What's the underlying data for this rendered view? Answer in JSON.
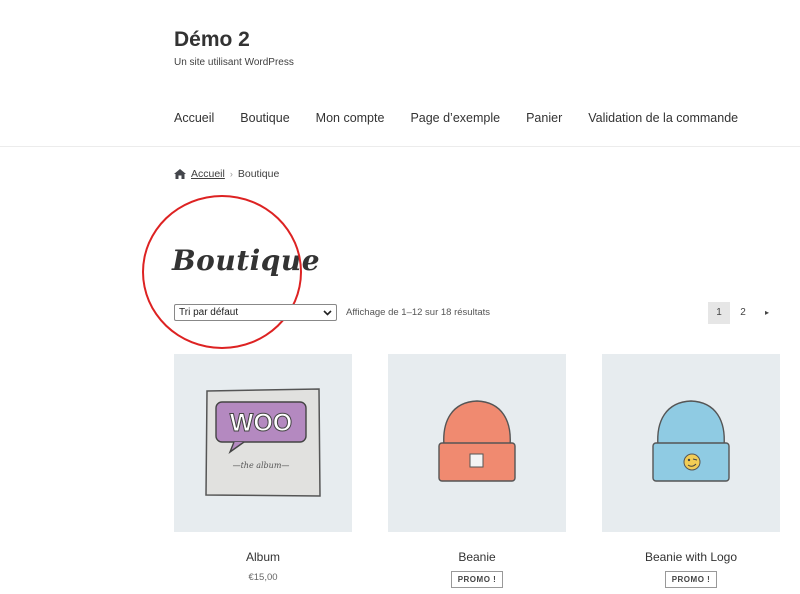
{
  "site": {
    "title": "Démo 2",
    "description": "Un site utilisant WordPress"
  },
  "nav": [
    "Accueil",
    "Boutique",
    "Mon compte",
    "Page d’exemple",
    "Panier",
    "Validation de la commande"
  ],
  "breadcrumb": {
    "home": "Accueil",
    "separator": "›",
    "current": "Boutique"
  },
  "page_title": "Boutique",
  "sort": {
    "selected": "Tri par défaut"
  },
  "result_count": "Affichage de 1–12 sur 18 résultats",
  "pagination": {
    "pages": [
      "1",
      "2"
    ],
    "current": "1",
    "next": "▸"
  },
  "products": [
    {
      "name": "Album",
      "price": "€15,00",
      "art": {
        "label": "WOO",
        "subtitle": "—the album—"
      }
    },
    {
      "name": "Beanie",
      "badge": "PROMO !"
    },
    {
      "name": "Beanie with Logo",
      "badge": "PROMO !"
    }
  ],
  "colors": {
    "highlight_circle": "#dd2222",
    "thumb_bg": "#e7ecef",
    "woo_purple": "#b489c0",
    "beanie_orange": "#f08a70",
    "beanie_blue": "#8fcbe3"
  }
}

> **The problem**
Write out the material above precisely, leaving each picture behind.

> **Written response**
What's the underlying data for this rendered view? Answer in JSON.
{
  "site": {
    "title": "Démo 2",
    "description": "Un site utilisant WordPress"
  },
  "nav": [
    "Accueil",
    "Boutique",
    "Mon compte",
    "Page d’exemple",
    "Panier",
    "Validation de la commande"
  ],
  "breadcrumb": {
    "home": "Accueil",
    "separator": "›",
    "current": "Boutique"
  },
  "page_title": "Boutique",
  "sort": {
    "selected": "Tri par défaut"
  },
  "result_count": "Affichage de 1–12 sur 18 résultats",
  "pagination": {
    "pages": [
      "1",
      "2"
    ],
    "current": "1",
    "next": "▸"
  },
  "products": [
    {
      "name": "Album",
      "price": "€15,00",
      "art": {
        "label": "WOO",
        "subtitle": "—the album—"
      }
    },
    {
      "name": "Beanie",
      "badge": "PROMO !"
    },
    {
      "name": "Beanie with Logo",
      "badge": "PROMO !"
    }
  ],
  "colors": {
    "highlight_circle": "#dd2222",
    "thumb_bg": "#e7ecef",
    "woo_purple": "#b489c0",
    "beanie_orange": "#f08a70",
    "beanie_blue": "#8fcbe3"
  }
}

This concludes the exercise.